[Records from a data collection]
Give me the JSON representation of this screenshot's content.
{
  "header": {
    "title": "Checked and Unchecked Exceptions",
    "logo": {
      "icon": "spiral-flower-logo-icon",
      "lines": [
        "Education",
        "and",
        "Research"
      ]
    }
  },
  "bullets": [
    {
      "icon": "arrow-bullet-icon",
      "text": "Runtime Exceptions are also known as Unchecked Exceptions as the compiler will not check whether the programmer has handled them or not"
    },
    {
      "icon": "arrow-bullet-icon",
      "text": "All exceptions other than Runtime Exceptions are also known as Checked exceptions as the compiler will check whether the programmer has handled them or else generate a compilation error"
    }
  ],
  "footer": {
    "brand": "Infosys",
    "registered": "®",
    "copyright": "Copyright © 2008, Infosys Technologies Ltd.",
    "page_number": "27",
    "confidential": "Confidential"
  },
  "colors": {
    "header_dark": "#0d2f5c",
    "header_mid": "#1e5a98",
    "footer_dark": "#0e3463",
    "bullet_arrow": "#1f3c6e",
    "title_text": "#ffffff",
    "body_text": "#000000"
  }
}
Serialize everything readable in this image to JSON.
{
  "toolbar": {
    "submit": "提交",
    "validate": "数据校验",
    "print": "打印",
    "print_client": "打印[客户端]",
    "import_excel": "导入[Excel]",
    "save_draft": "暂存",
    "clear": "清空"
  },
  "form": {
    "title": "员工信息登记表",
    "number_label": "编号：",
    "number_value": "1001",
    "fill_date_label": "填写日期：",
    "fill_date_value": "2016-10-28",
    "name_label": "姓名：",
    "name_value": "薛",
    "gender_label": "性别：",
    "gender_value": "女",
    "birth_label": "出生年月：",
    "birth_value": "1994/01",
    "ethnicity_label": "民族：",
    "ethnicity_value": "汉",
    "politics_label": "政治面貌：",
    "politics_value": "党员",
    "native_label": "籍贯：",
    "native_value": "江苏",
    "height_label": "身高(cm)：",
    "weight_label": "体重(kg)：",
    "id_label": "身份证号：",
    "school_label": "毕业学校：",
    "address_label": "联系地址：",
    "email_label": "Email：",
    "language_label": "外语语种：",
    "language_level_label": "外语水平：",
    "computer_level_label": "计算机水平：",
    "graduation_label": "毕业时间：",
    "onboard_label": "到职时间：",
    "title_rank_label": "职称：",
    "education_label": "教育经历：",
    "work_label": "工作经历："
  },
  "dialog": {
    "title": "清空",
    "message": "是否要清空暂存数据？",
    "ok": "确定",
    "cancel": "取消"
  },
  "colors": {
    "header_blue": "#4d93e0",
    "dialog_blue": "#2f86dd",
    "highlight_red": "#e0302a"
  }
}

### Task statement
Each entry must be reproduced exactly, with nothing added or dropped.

### Exercise solution
Give me the JSON representation of this screenshot's content.
{
  "header": {
    "title": "Checked and Unchecked Exceptions",
    "logo": {
      "icon": "spiral-flower-logo-icon",
      "lines": [
        "Education",
        "and",
        "Research"
      ]
    }
  },
  "bullets": [
    {
      "icon": "arrow-bullet-icon",
      "text": "Runtime Exceptions are also known as Unchecked Exceptions as the compiler will not check whether the programmer has handled them or not"
    },
    {
      "icon": "arrow-bullet-icon",
      "text": "All exceptions other than Runtime Exceptions are also known as Checked exceptions as the compiler will check whether the programmer has handled them or else generate a compilation error"
    }
  ],
  "footer": {
    "brand": "Infosys",
    "registered": "®",
    "copyright": "Copyright © 2008, Infosys Technologies Ltd.",
    "page_number": "27",
    "confidential": "Confidential"
  },
  "colors": {
    "header_dark": "#0d2f5c",
    "header_mid": "#1e5a98",
    "footer_dark": "#0e3463",
    "bullet_arrow": "#1f3c6e",
    "title_text": "#ffffff",
    "body_text": "#000000"
  }
}
Serialize everything readable in this image to JSON.
{
  "toolbar": {
    "submit": "提交",
    "validate": "数据校验",
    "print": "打印",
    "print_client": "打印[客户端]",
    "import_excel": "导入[Excel]",
    "save_draft": "暂存",
    "clear": "清空"
  },
  "form": {
    "title": "员工信息登记表",
    "number_label": "编号：",
    "number_value": "1001",
    "fill_date_label": "填写日期：",
    "fill_date_value": "2016-10-28",
    "name_label": "姓名：",
    "name_value": "薛",
    "gender_label": "性别：",
    "gender_value": "女",
    "birth_label": "出生年月：",
    "birth_value": "1994/01",
    "ethnicity_label": "民族：",
    "ethnicity_value": "汉",
    "politics_label": "政治面貌：",
    "politics_value": "党员",
    "native_label": "籍贯：",
    "native_value": "江苏",
    "height_label": "身高(cm)：",
    "weight_label": "体重(kg)：",
    "id_label": "身份证号：",
    "school_label": "毕业学校：",
    "address_label": "联系地址：",
    "email_label": "Email：",
    "language_label": "外语语种：",
    "language_level_label": "外语水平：",
    "computer_level_label": "计算机水平：",
    "graduation_label": "毕业时间：",
    "onboard_label": "到职时间：",
    "title_rank_label": "职称：",
    "education_label": "教育经历：",
    "work_label": "工作经历："
  },
  "dialog": {
    "title": "清空",
    "message": "是否要清空暂存数据？",
    "ok": "确定",
    "cancel": "取消"
  },
  "colors": {
    "header_blue": "#4d93e0",
    "dialog_blue": "#2f86dd",
    "highlight_red": "#e0302a"
  }
}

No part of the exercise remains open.